● **TASK PROMPT**
Only a number is expected: the count of lines in the listing where "Tracker" occurs.

● **RECORDS FOR THE EXERCISE**
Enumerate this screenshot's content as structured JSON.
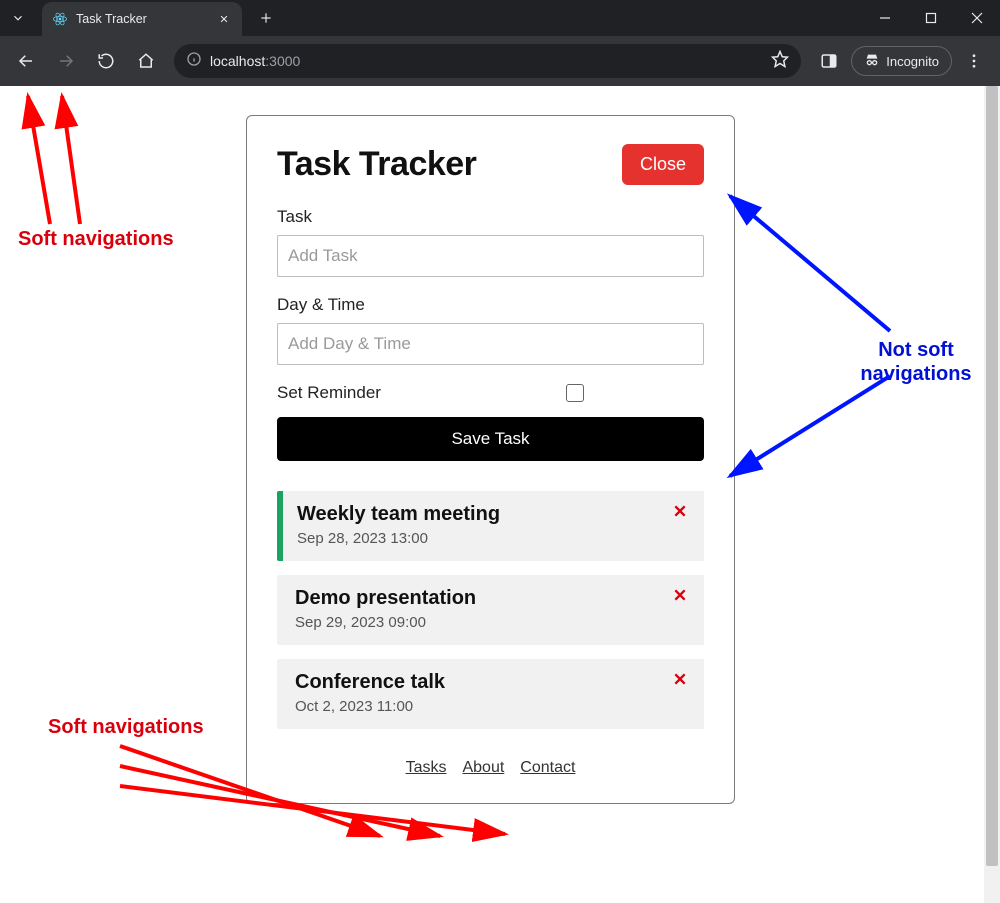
{
  "browser": {
    "tab_title": "Task Tracker",
    "url_host": "localhost",
    "url_port": ":3000",
    "incognito_label": "Incognito"
  },
  "app": {
    "title": "Task Tracker",
    "close_label": "Close",
    "form": {
      "task_label": "Task",
      "task_placeholder": "Add Task",
      "day_label": "Day & Time",
      "day_placeholder": "Add Day & Time",
      "reminder_label": "Set Reminder",
      "save_label": "Save Task"
    },
    "tasks": [
      {
        "title": "Weekly team meeting",
        "day": "Sep 28, 2023 13:00",
        "reminder": true
      },
      {
        "title": "Demo presentation",
        "day": "Sep 29, 2023 09:00",
        "reminder": false
      },
      {
        "title": "Conference talk",
        "day": "Oct 2, 2023 11:00",
        "reminder": false
      }
    ],
    "footer": {
      "tasks": "Tasks",
      "about": "About",
      "contact": "Contact"
    }
  },
  "annotations": {
    "soft_nav_top": "Soft navigations",
    "not_soft_nav": "Not soft navigations",
    "soft_nav_bottom": "Soft navigations"
  },
  "colors": {
    "accent_red": "#e6322f",
    "accent_green": "#1aa260",
    "anno_red": "#d8000c",
    "anno_blue": "#0015ff"
  }
}
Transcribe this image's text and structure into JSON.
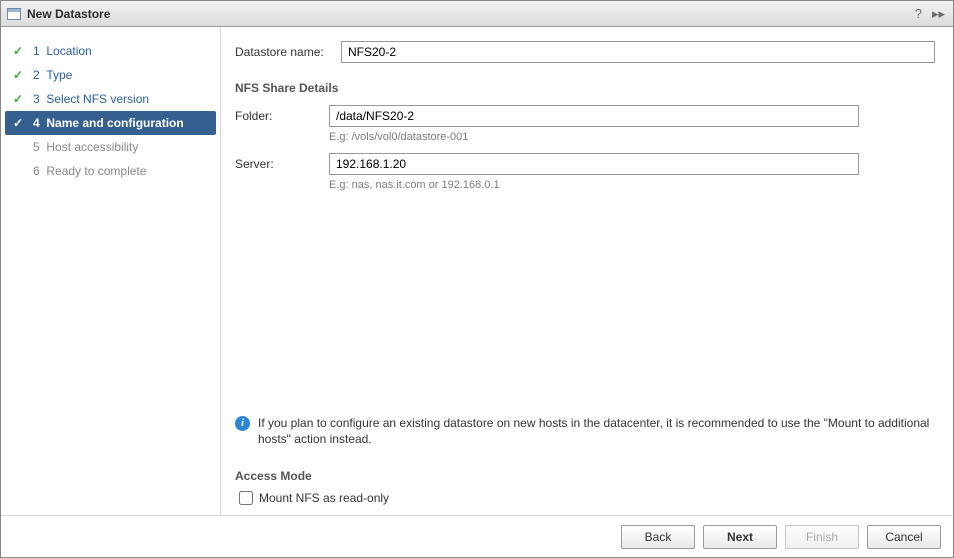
{
  "title": "New Datastore",
  "steps": [
    {
      "num": "1",
      "label": "Location",
      "state": "completed"
    },
    {
      "num": "2",
      "label": "Type",
      "state": "completed"
    },
    {
      "num": "3",
      "label": "Select NFS version",
      "state": "completed"
    },
    {
      "num": "4",
      "label": "Name and configuration",
      "state": "current"
    },
    {
      "num": "5",
      "label": "Host accessibility",
      "state": "pending"
    },
    {
      "num": "6",
      "label": "Ready to complete",
      "state": "pending"
    }
  ],
  "form": {
    "datastore_name_label": "Datastore name:",
    "datastore_name_value": "NFS20-2",
    "nfs_section_title": "NFS Share Details",
    "folder_label": "Folder:",
    "folder_value": "/data/NFS20-2",
    "folder_hint": "E.g: /vols/vol0/datastore-001",
    "server_label": "Server:",
    "server_value": "192.168.1.20",
    "server_hint": "E.g: nas, nas.it.com or 192.168.0.1",
    "info_text": "If you plan to configure an existing datastore on new hosts in the datacenter, it is recommended to use the \"Mount to additional hosts\" action instead.",
    "access_section_title": "Access Mode",
    "readonly_label": "Mount NFS as read-only",
    "readonly_checked": false
  },
  "buttons": {
    "back": "Back",
    "next": "Next",
    "finish": "Finish",
    "cancel": "Cancel"
  }
}
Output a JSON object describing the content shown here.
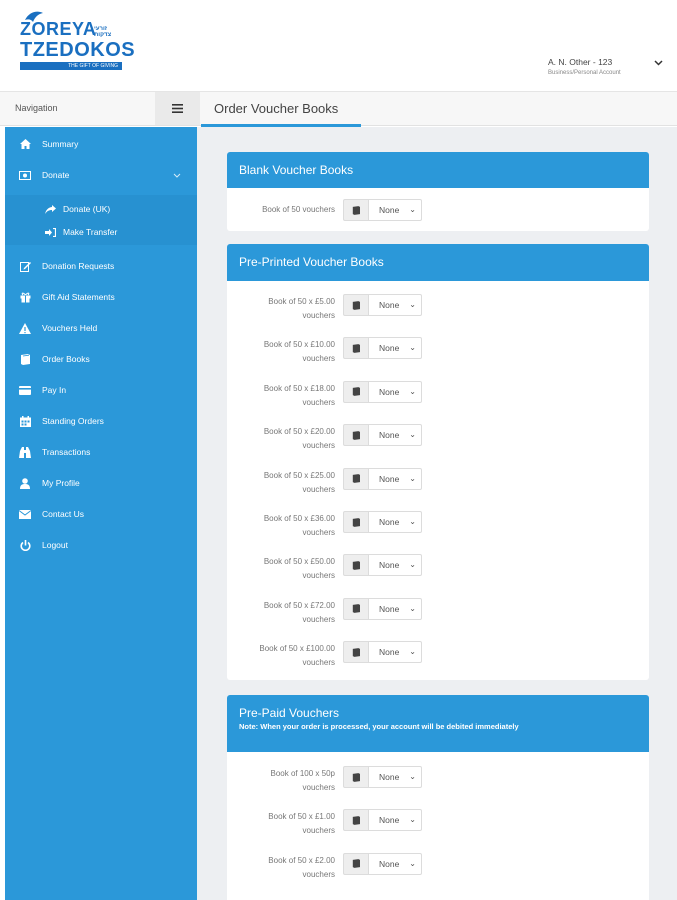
{
  "logo": {
    "line1": "ZOREYA",
    "hebrew": "זורעי צדקות",
    "line2": "TZEDOKOS",
    "tagline": "THE GIFT OF GIVING"
  },
  "user": {
    "name": "A. N. Other - 123",
    "account_type": "Business/Personal Account"
  },
  "subbar": {
    "nav_label": "Navigation",
    "menu_icon": "hamburger-icon",
    "page_title": "Order Voucher Books"
  },
  "sidebar": {
    "items": [
      {
        "label": "Summary",
        "icon": "home-icon"
      },
      {
        "label": "Donate",
        "icon": "money-icon"
      },
      {
        "label": "Donate (UK)",
        "icon": "share-icon"
      },
      {
        "label": "Make Transfer",
        "icon": "sign-in-icon"
      },
      {
        "label": "Donation Requests",
        "icon": "edit-icon"
      },
      {
        "label": "Gift Aid Statements",
        "icon": "gift-icon"
      },
      {
        "label": "Vouchers Held",
        "icon": "warning-icon"
      },
      {
        "label": "Order Books",
        "icon": "book-icon"
      },
      {
        "label": "Pay In",
        "icon": "card-icon"
      },
      {
        "label": "Standing Orders",
        "icon": "calendar-icon"
      },
      {
        "label": "Transactions",
        "icon": "binoculars-icon"
      },
      {
        "label": "My Profile",
        "icon": "user-icon"
      },
      {
        "label": "Contact Us",
        "icon": "envelope-icon"
      },
      {
        "label": "Logout",
        "icon": "power-icon"
      }
    ]
  },
  "panels": {
    "blank": {
      "title": "Blank Voucher Books",
      "rows": [
        {
          "l1": "Book of 50 vouchers",
          "l2": "",
          "value": "None"
        }
      ]
    },
    "preprinted": {
      "title": "Pre-Printed Voucher Books",
      "rows": [
        {
          "l1": "Book of 50 x £5.00",
          "l2": "vouchers",
          "value": "None"
        },
        {
          "l1": "Book of 50 x £10.00",
          "l2": "vouchers",
          "value": "None"
        },
        {
          "l1": "Book of 50 x £18.00",
          "l2": "vouchers",
          "value": "None"
        },
        {
          "l1": "Book of 50 x £20.00",
          "l2": "vouchers",
          "value": "None"
        },
        {
          "l1": "Book of 50 x £25.00",
          "l2": "vouchers",
          "value": "None"
        },
        {
          "l1": "Book of 50 x £36.00",
          "l2": "vouchers",
          "value": "None"
        },
        {
          "l1": "Book of 50 x £50.00",
          "l2": "vouchers",
          "value": "None"
        },
        {
          "l1": "Book of 50 x £72.00",
          "l2": "vouchers",
          "value": "None"
        },
        {
          "l1": "Book of 50 x £100.00",
          "l2": "vouchers",
          "value": "None"
        }
      ]
    },
    "prepaid": {
      "title": "Pre-Paid Vouchers",
      "note": "Note: When your order is processed, your account will be debited immediately",
      "rows": [
        {
          "l1": "Book of 100 x 50p",
          "l2": "vouchers",
          "value": "None"
        },
        {
          "l1": "Book of 50 x £1.00",
          "l2": "vouchers",
          "value": "None"
        },
        {
          "l1": "Book of 50 x £2.00",
          "l2": "vouchers",
          "value": "None"
        }
      ]
    }
  },
  "colors": {
    "accent": "#2b98d9",
    "logo": "#1a6fc0",
    "background": "#edeff2"
  }
}
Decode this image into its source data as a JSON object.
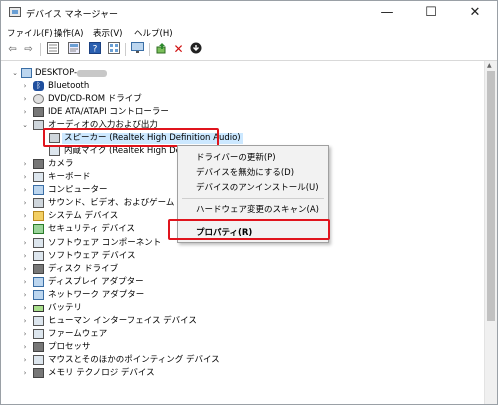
{
  "window": {
    "title": "デバイス マネージャー",
    "controls": {
      "minimize": "—",
      "maximize": "☐",
      "close": "✕"
    }
  },
  "menubar": [
    "ファイル(F)",
    "操作(A)",
    "表示(V)",
    "ヘルプ(H)"
  ],
  "toolbar": [
    "back-icon",
    "forward-icon",
    "view-icon",
    "properties-icon",
    "help-icon",
    "details-icon",
    "monitor-icon",
    "update-driver-icon",
    "uninstall-icon",
    "download-icon"
  ],
  "tree": {
    "root": "DESKTOP-",
    "items": [
      {
        "label": "Bluetooth",
        "icon": "bluetooth-icon",
        "expander": "›"
      },
      {
        "label": "DVD/CD-ROM ドライブ",
        "icon": "disc-drive-icon",
        "expander": "›"
      },
      {
        "label": "IDE ATA/ATAPI コントローラー",
        "icon": "ide-controller-icon",
        "expander": "›"
      },
      {
        "label": "オーディオの入力および出力",
        "icon": "audio-icon",
        "expander": "⌄"
      },
      {
        "label": "スピーカー (Realtek High Definition Audio)",
        "icon": "speaker-icon",
        "expander": ""
      },
      {
        "label": "内蔵マイク (Realtek High Definition Audio)",
        "icon": "microphone-icon",
        "expander": ""
      },
      {
        "label": "カメラ",
        "icon": "camera-icon",
        "expander": "›"
      },
      {
        "label": "キーボード",
        "icon": "keyboard-icon",
        "expander": "›"
      },
      {
        "label": "コンピューター",
        "icon": "computer-icon",
        "expander": "›"
      },
      {
        "label": "サウンド、ビデオ、およびゲーム コントローラー",
        "icon": "sound-icon",
        "expander": "›"
      },
      {
        "label": "システム デバイス",
        "icon": "system-devices-icon",
        "expander": "›"
      },
      {
        "label": "セキュリティ デバイス",
        "icon": "security-device-icon",
        "expander": "›"
      },
      {
        "label": "ソフトウェア コンポーネント",
        "icon": "software-component-icon",
        "expander": "›"
      },
      {
        "label": "ソフトウェア デバイス",
        "icon": "software-device-icon",
        "expander": "›"
      },
      {
        "label": "ディスク ドライブ",
        "icon": "disk-drive-icon",
        "expander": "›"
      },
      {
        "label": "ディスプレイ アダプター",
        "icon": "display-adapter-icon",
        "expander": "›"
      },
      {
        "label": "ネットワーク アダプター",
        "icon": "network-adapter-icon",
        "expander": "›"
      },
      {
        "label": "バッテリ",
        "icon": "battery-icon",
        "expander": "›"
      },
      {
        "label": "ヒューマン インターフェイス デバイス",
        "icon": "hid-icon",
        "expander": "›"
      },
      {
        "label": "ファームウェア",
        "icon": "firmware-icon",
        "expander": "›"
      },
      {
        "label": "プロセッサ",
        "icon": "processor-icon",
        "expander": "›"
      },
      {
        "label": "マウスとそのほかのポインティング デバイス",
        "icon": "mouse-icon",
        "expander": "›"
      },
      {
        "label": "メモリ テクノロジ デバイス",
        "icon": "memory-tech-icon",
        "expander": "›"
      }
    ]
  },
  "context_menu": [
    "ドライバーの更新(P)",
    "デバイスを無効にする(D)",
    "デバイスのアンインストール(U)",
    "ハードウェア変更のスキャン(A)",
    "プロパティ(R)"
  ],
  "colors": {
    "highlight_border": "#e0141d",
    "selection_bg": "#cce8ff",
    "menu_bg": "#f2f2f2"
  }
}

● **SOLUTION TO THIS PROBLEM**
2